Opening Panel moderated by Brad Stone, New York Times
Gary E. Knell, President and CEO, Sesame Workshop
Mizuko Ito, Research Scientist, University of California, Irvine
James Steyer, CEO and Founder, Common Sense Media
Reed Hastings, CEO, Netflix

Breakthrough Learning in a Digital Age – New Learning Designs

Moderated by John Merrow, Education
Correspondent, NewsHour with Jim Lehrer
Jason Levy, Principal, New York City Intermediate School 339
Larry Rosenstock, Founder, High Tech High School Network
Katie Salen, Executive Director, Institute of Play, Professor of Design and
Technology, and Director of the Center for Transformative Media, Parsons the
New School for Design
Rey Ramsey, CEO, One Economy Corporation

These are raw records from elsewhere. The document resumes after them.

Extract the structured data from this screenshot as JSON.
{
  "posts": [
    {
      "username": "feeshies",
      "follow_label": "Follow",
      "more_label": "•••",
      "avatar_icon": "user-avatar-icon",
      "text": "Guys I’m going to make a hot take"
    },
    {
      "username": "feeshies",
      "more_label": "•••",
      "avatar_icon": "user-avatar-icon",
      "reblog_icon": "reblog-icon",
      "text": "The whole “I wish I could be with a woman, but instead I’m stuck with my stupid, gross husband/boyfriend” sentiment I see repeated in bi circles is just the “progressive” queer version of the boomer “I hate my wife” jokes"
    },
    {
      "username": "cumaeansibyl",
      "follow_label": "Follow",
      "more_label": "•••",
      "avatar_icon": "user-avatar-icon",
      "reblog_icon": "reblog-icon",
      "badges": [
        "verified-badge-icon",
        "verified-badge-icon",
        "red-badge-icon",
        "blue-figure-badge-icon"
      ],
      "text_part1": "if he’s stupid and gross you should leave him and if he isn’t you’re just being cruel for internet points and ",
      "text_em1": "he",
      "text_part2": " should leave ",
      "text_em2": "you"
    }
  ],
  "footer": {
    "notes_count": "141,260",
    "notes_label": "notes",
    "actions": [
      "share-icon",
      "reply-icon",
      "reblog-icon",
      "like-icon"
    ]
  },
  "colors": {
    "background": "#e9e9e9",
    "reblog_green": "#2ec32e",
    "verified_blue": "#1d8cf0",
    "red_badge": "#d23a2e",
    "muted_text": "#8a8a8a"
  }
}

Breakthrough Learning in a Digital Age – Geoff Canada

Geoff Canada

Description: Geoff Canada, of the Harlem Children’s Zone talks about the danger of allowing technology to widen the gap between rich kids and poor kids and our responsiblity to ensure that this does not happen.

Ethical Issues in eLearning – Digital Divide

In an information society, information accessibility is a critical issue which must be discussed in terms of the gap between the digital haves and have nots, a gap expressed in the term digital divide. Digital divide refers to the gap between those who have access to the Internet and other information technology and those who do not.

There are many reasons why a digital divide exists. The barriers are evident when individuals (1) are unable to afford Internet access from home, (2) find e learning content that is difficult to comprehend, (3) find e learning content that is not culturally-relevant. It is important to note that people with disabilities often confront more barriers in e learning than others.